Collection entries:

*-*-*

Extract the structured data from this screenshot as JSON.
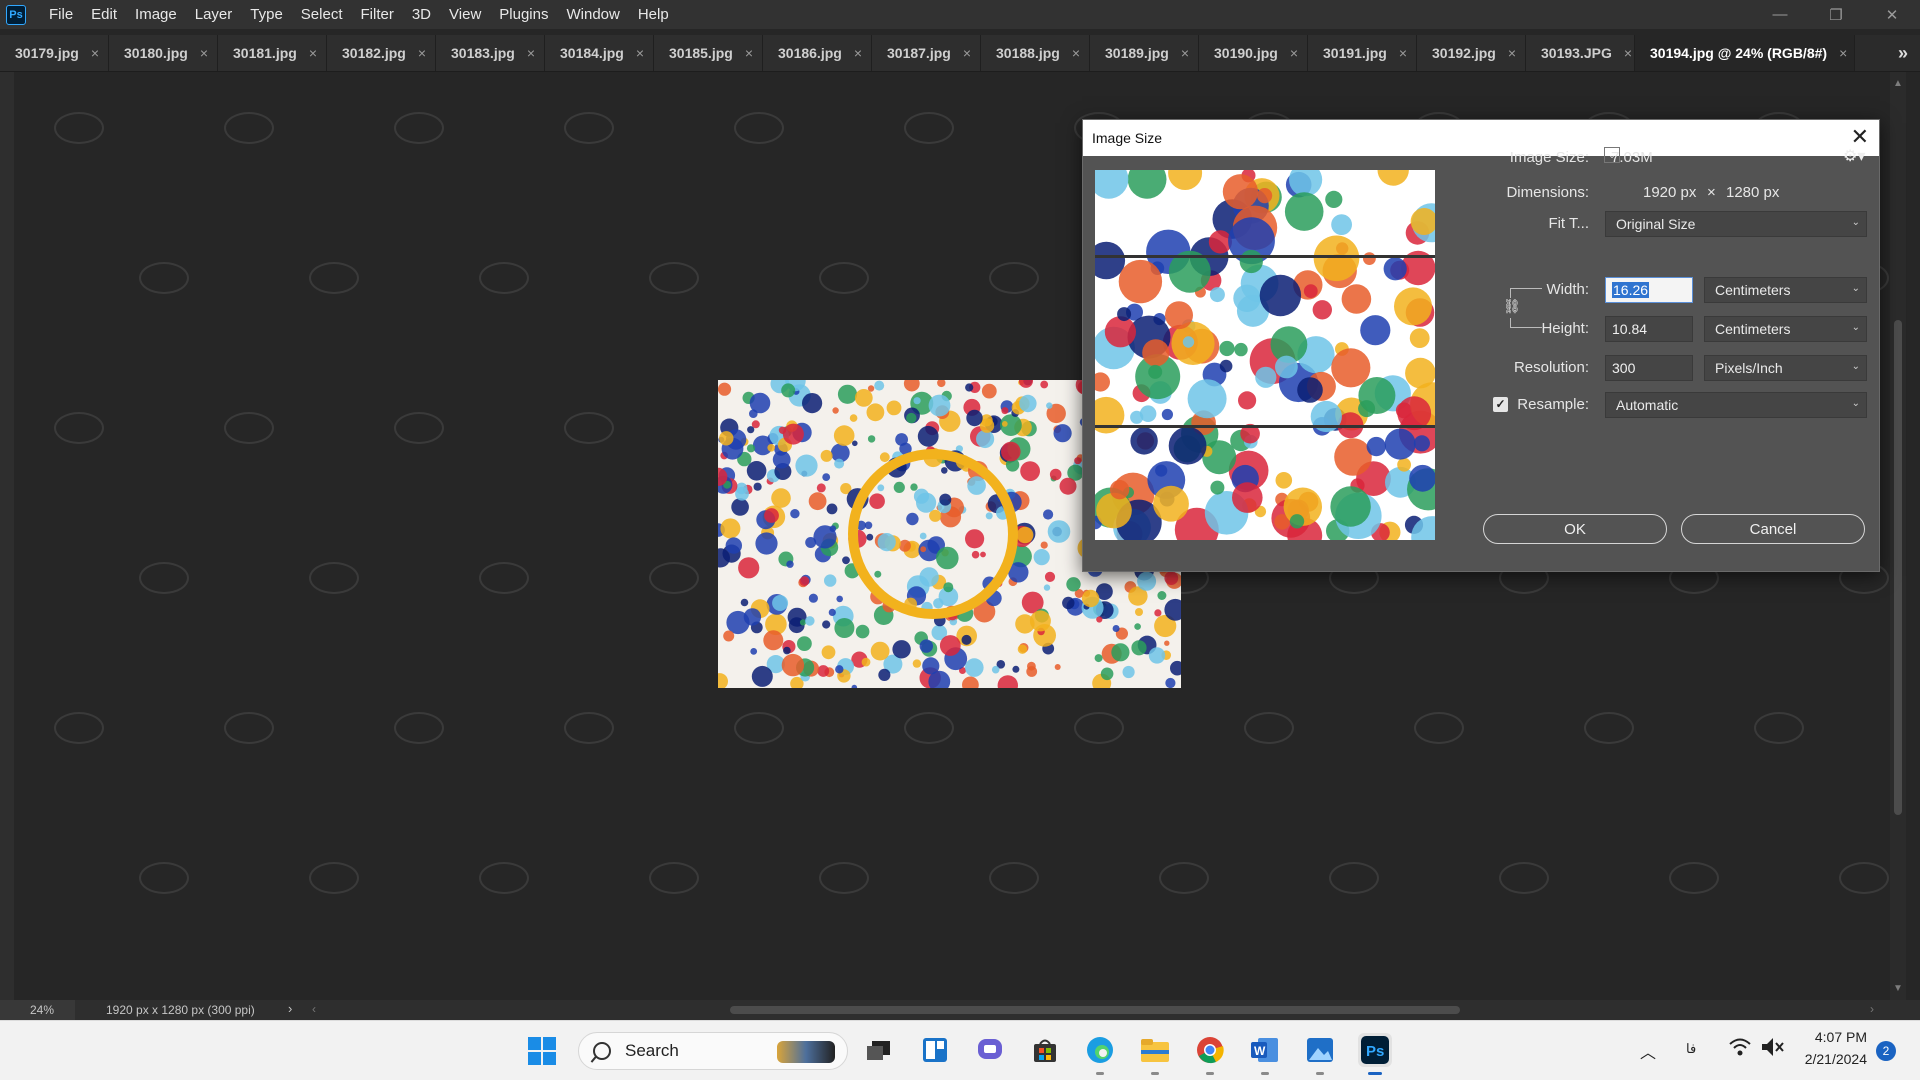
{
  "app": {
    "logo": "Ps"
  },
  "menu": [
    "File",
    "Edit",
    "Image",
    "Layer",
    "Type",
    "Select",
    "Filter",
    "3D",
    "View",
    "Plugins",
    "Window",
    "Help"
  ],
  "window_controls": {
    "minimize": "—",
    "restore": "❐",
    "close": "✕"
  },
  "tabs": [
    {
      "label": "30179.jpg",
      "active": false
    },
    {
      "label": "30180.jpg",
      "active": false
    },
    {
      "label": "30181.jpg",
      "active": false
    },
    {
      "label": "30182.jpg",
      "active": false
    },
    {
      "label": "30183.jpg",
      "active": false
    },
    {
      "label": "30184.jpg",
      "active": false
    },
    {
      "label": "30185.jpg",
      "active": false
    },
    {
      "label": "30186.jpg",
      "active": false
    },
    {
      "label": "30187.jpg",
      "active": false
    },
    {
      "label": "30188.jpg",
      "active": false
    },
    {
      "label": "30189.jpg",
      "active": false
    },
    {
      "label": "30190.jpg",
      "active": false
    },
    {
      "label": "30191.jpg",
      "active": false
    },
    {
      "label": "30192.jpg",
      "active": false
    },
    {
      "label": "30193.JPG",
      "active": false
    },
    {
      "label": "30194.jpg @ 24% (RGB/8#)",
      "active": true
    }
  ],
  "tab_close_glyph": "×",
  "tab_overflow": "»",
  "status": {
    "zoom": "24%",
    "doc_info": "1920 px x 1280 px (300 ppi)",
    "arrow": "›"
  },
  "dialog": {
    "title": "Image Size",
    "close": "✕",
    "image_size_label": "Image Size:",
    "image_size_value": "7.03M",
    "dimensions_label": "Dimensions:",
    "dim_w": "1920 px",
    "dim_x": "×",
    "dim_h": "1280 px",
    "fit_label": "Fit T...",
    "fit_value": "Original Size",
    "width_label": "Width:",
    "width_value": "16.26",
    "width_unit": "Centimeters",
    "height_label": "Height:",
    "height_value": "10.84",
    "height_unit": "Centimeters",
    "resolution_label": "Resolution:",
    "resolution_value": "300",
    "resolution_unit": "Pixels/Inch",
    "resample_label": "Resample:",
    "resample_checked": true,
    "resample_value": "Automatic",
    "ok_label": "OK",
    "cancel_label": "Cancel"
  },
  "taskbar": {
    "search_label": "Search",
    "lang": "فا",
    "time": "4:07 PM",
    "date": "2/21/2024",
    "notifications": "2",
    "ps_label": "Ps"
  },
  "colors": {
    "accent": "#31a8ff",
    "selection": "#2f74d0"
  }
}
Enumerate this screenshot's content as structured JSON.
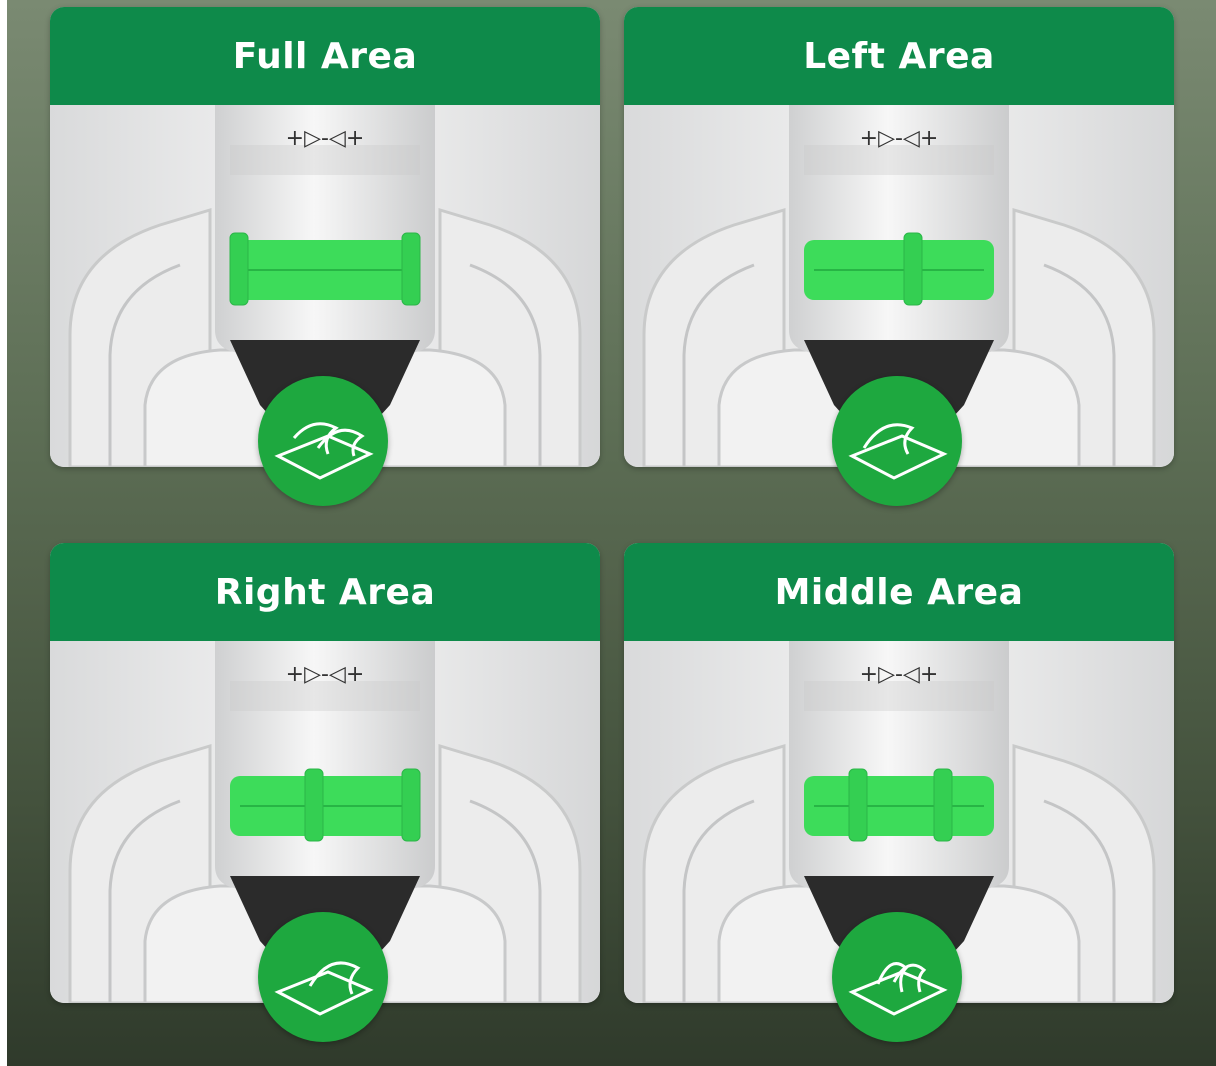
{
  "cards": [
    {
      "title": "Full Area",
      "mode": "full"
    },
    {
      "title": "Left Area",
      "mode": "left"
    },
    {
      "title": "Right Area",
      "mode": "right"
    },
    {
      "title": "Middle Area",
      "mode": "middle"
    }
  ],
  "colors": {
    "header_green": "#0e8a4a",
    "knob_green": "#3ddc5a",
    "badge_green": "#1ea83f",
    "body_white": "#e9eaea"
  },
  "icons": [
    "full-area-paper-icon",
    "left-area-paper-icon",
    "right-area-paper-icon",
    "middle-area-paper-icon"
  ]
}
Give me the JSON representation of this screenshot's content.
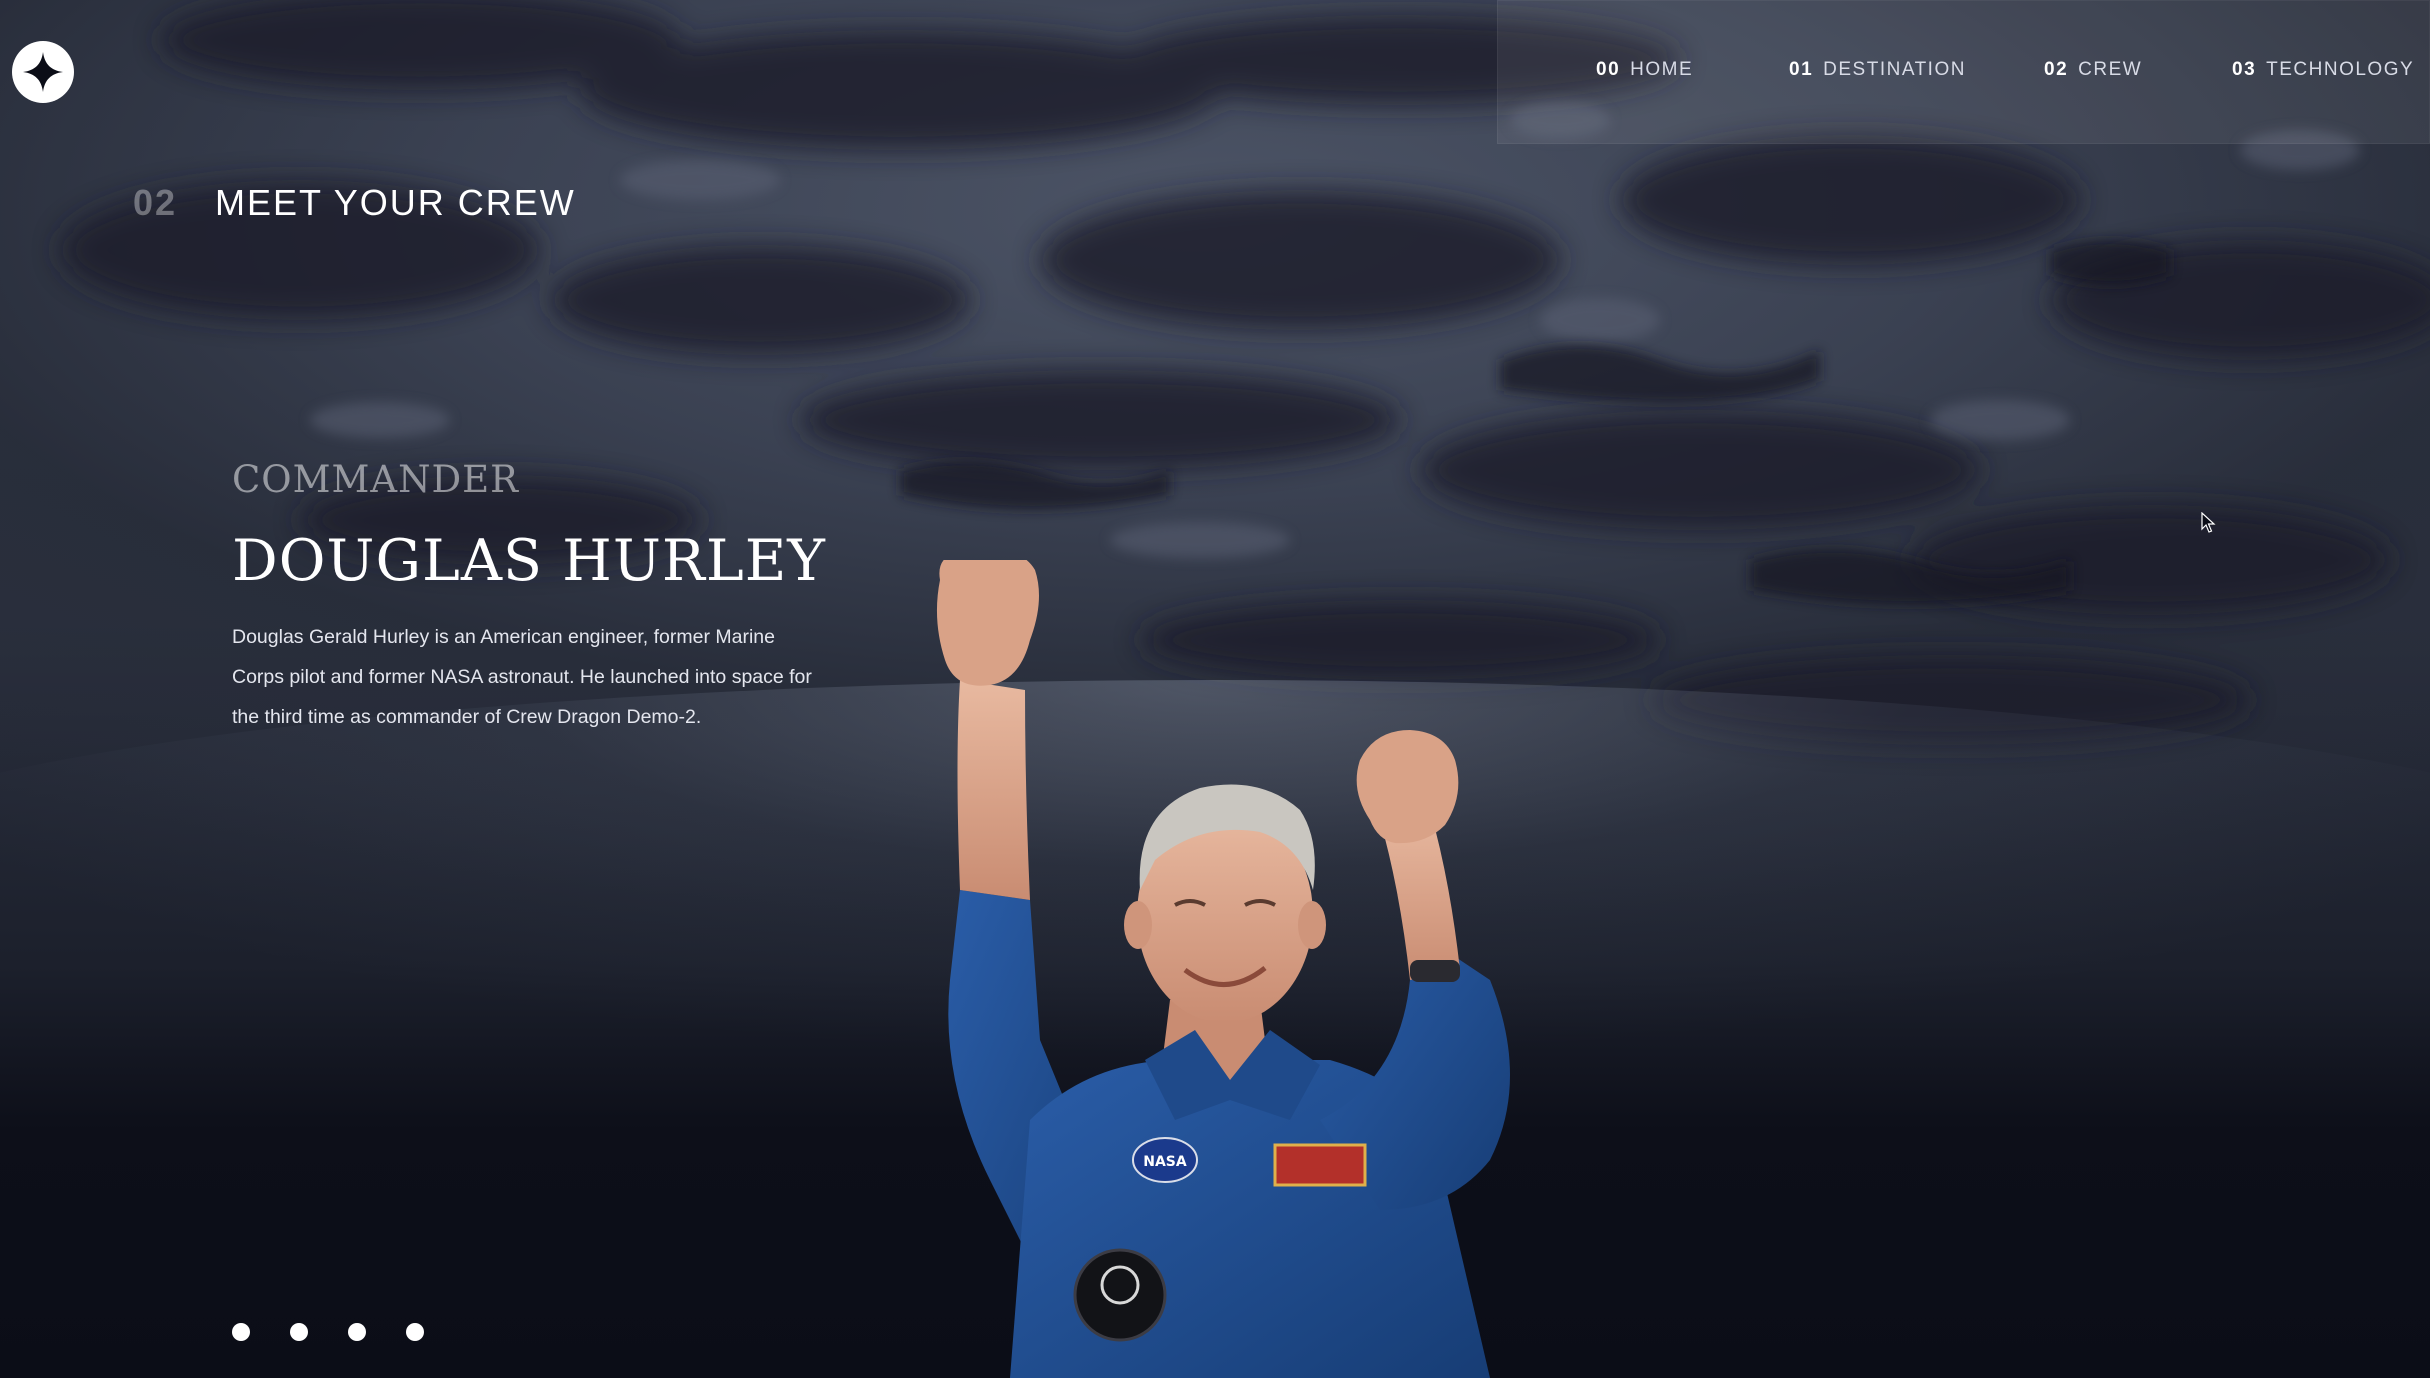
{
  "nav": {
    "items": [
      {
        "num": "00",
        "label": "HOME"
      },
      {
        "num": "01",
        "label": "DESTINATION"
      },
      {
        "num": "02",
        "label": "CREW"
      },
      {
        "num": "03",
        "label": "TECHNOLOGY"
      }
    ]
  },
  "heading": {
    "num": "02",
    "text": "MEET YOUR CREW"
  },
  "crew": {
    "role": "COMMANDER",
    "name": "DOUGLAS HURLEY",
    "bio": "Douglas Gerald Hurley is an American engineer, former Marine Corps pilot and former NASA astronaut. He launched into space for the third time as commander of Crew Dragon Demo-2."
  },
  "carousel": {
    "count": 4,
    "active_index": 0
  },
  "colors": {
    "background": "#0b0d17",
    "nav_text": "#d0d6f9",
    "suit_blue": "#1f4f8f"
  },
  "icons": {
    "logo": "four-point-star-logo-icon"
  }
}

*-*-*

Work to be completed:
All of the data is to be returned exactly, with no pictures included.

Written solution:
Extract the structured data from this screenshot as JSON.
{
  "app": {
    "logo": "Ps"
  },
  "menu": [
    "File",
    "Edit",
    "Image",
    "Layer",
    "Type",
    "Select",
    "Filter",
    "3D",
    "View",
    "Plugins",
    "Window",
    "Help"
  ],
  "window_controls": {
    "minimize": "—",
    "restore": "❐",
    "close": "✕"
  },
  "tabs": [
    {
      "label": "30179.jpg",
      "active": false
    },
    {
      "label": "30180.jpg",
      "active": false
    },
    {
      "label": "30181.jpg",
      "active": false
    },
    {
      "label": "30182.jpg",
      "active": false
    },
    {
      "label": "30183.jpg",
      "active": false
    },
    {
      "label": "30184.jpg",
      "active": false
    },
    {
      "label": "30185.jpg",
      "active": false
    },
    {
      "label": "30186.jpg",
      "active": false
    },
    {
      "label": "30187.jpg",
      "active": false
    },
    {
      "label": "30188.jpg",
      "active": false
    },
    {
      "label": "30189.jpg",
      "active": false
    },
    {
      "label": "30190.jpg",
      "active": false
    },
    {
      "label": "30191.jpg",
      "active": false
    },
    {
      "label": "30192.jpg",
      "active": false
    },
    {
      "label": "30193.JPG",
      "active": false
    },
    {
      "label": "30194.jpg @ 24% (RGB/8#)",
      "active": true
    }
  ],
  "tab_close_glyph": "×",
  "tab_overflow": "»",
  "status": {
    "zoom": "24%",
    "doc_info": "1920 px x 1280 px (300 ppi)",
    "arrow": "›"
  },
  "dialog": {
    "title": "Image Size",
    "close": "✕",
    "image_size_label": "Image Size:",
    "image_size_value": "7.03M",
    "dimensions_label": "Dimensions:",
    "dim_w": "1920 px",
    "dim_x": "×",
    "dim_h": "1280 px",
    "fit_label": "Fit T...",
    "fit_value": "Original Size",
    "width_label": "Width:",
    "width_value": "16.26",
    "width_unit": "Centimeters",
    "height_label": "Height:",
    "height_value": "10.84",
    "height_unit": "Centimeters",
    "resolution_label": "Resolution:",
    "resolution_value": "300",
    "resolution_unit": "Pixels/Inch",
    "resample_label": "Resample:",
    "resample_checked": true,
    "resample_value": "Automatic",
    "ok_label": "OK",
    "cancel_label": "Cancel"
  },
  "taskbar": {
    "search_label": "Search",
    "lang": "فا",
    "time": "4:07 PM",
    "date": "2/21/2024",
    "notifications": "2",
    "ps_label": "Ps"
  },
  "colors": {
    "accent": "#31a8ff",
    "selection": "#2f74d0"
  }
}
Enumerate this screenshot's content as structured JSON.
{
  "cards": [
    {
      "title": "Full Area",
      "mode": "full"
    },
    {
      "title": "Left Area",
      "mode": "left"
    },
    {
      "title": "Right Area",
      "mode": "right"
    },
    {
      "title": "Middle Area",
      "mode": "middle"
    }
  ],
  "colors": {
    "header_green": "#0e8a4a",
    "knob_green": "#3ddc5a",
    "badge_green": "#1ea83f",
    "body_white": "#e9eaea"
  },
  "icons": [
    "full-area-paper-icon",
    "left-area-paper-icon",
    "right-area-paper-icon",
    "middle-area-paper-icon"
  ]
}
Give me the JSON representation of this screenshot's content.
{
  "nav": {
    "items": [
      {
        "num": "00",
        "label": "HOME"
      },
      {
        "num": "01",
        "label": "DESTINATION"
      },
      {
        "num": "02",
        "label": "CREW"
      },
      {
        "num": "03",
        "label": "TECHNOLOGY"
      }
    ]
  },
  "heading": {
    "num": "02",
    "text": "MEET YOUR CREW"
  },
  "crew": {
    "role": "COMMANDER",
    "name": "DOUGLAS HURLEY",
    "bio": "Douglas Gerald Hurley is an American engineer, former Marine Corps pilot and former NASA astronaut. He launched into space for the third time as commander of Crew Dragon Demo-2."
  },
  "carousel": {
    "count": 4,
    "active_index": 0
  },
  "colors": {
    "background": "#0b0d17",
    "nav_text": "#d0d6f9",
    "suit_blue": "#1f4f8f"
  },
  "icons": {
    "logo": "four-point-star-logo-icon"
  }
}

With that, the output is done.